### RECORDS SUPPLIED

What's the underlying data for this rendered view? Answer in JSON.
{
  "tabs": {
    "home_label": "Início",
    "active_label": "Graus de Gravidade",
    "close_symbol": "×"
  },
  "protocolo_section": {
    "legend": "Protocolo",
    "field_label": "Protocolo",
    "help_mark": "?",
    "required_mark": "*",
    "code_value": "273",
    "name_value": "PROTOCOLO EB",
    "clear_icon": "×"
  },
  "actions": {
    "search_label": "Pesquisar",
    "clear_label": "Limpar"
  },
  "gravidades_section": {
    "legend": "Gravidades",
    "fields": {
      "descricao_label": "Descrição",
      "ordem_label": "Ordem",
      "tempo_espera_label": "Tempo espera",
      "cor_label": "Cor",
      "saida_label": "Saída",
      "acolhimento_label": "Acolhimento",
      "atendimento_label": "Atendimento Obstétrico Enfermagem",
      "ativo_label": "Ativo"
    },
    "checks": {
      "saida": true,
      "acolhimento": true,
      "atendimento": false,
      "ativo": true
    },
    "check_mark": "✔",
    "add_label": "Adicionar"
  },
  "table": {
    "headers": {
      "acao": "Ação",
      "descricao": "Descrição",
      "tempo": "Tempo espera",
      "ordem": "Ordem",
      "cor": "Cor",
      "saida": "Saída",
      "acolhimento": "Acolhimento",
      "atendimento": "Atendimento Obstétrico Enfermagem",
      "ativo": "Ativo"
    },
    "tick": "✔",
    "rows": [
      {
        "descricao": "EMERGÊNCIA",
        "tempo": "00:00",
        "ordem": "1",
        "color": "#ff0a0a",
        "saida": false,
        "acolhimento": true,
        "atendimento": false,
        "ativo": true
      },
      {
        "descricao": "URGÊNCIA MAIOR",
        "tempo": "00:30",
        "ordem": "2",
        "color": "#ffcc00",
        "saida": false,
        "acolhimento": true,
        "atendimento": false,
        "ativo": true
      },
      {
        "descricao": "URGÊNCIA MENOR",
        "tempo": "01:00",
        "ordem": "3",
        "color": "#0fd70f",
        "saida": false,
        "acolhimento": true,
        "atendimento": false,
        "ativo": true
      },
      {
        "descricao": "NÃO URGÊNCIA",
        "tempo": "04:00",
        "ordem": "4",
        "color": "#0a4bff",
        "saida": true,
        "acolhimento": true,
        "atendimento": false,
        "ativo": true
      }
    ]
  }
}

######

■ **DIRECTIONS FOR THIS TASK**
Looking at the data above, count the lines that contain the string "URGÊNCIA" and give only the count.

■ **TASK SOLUTION**
3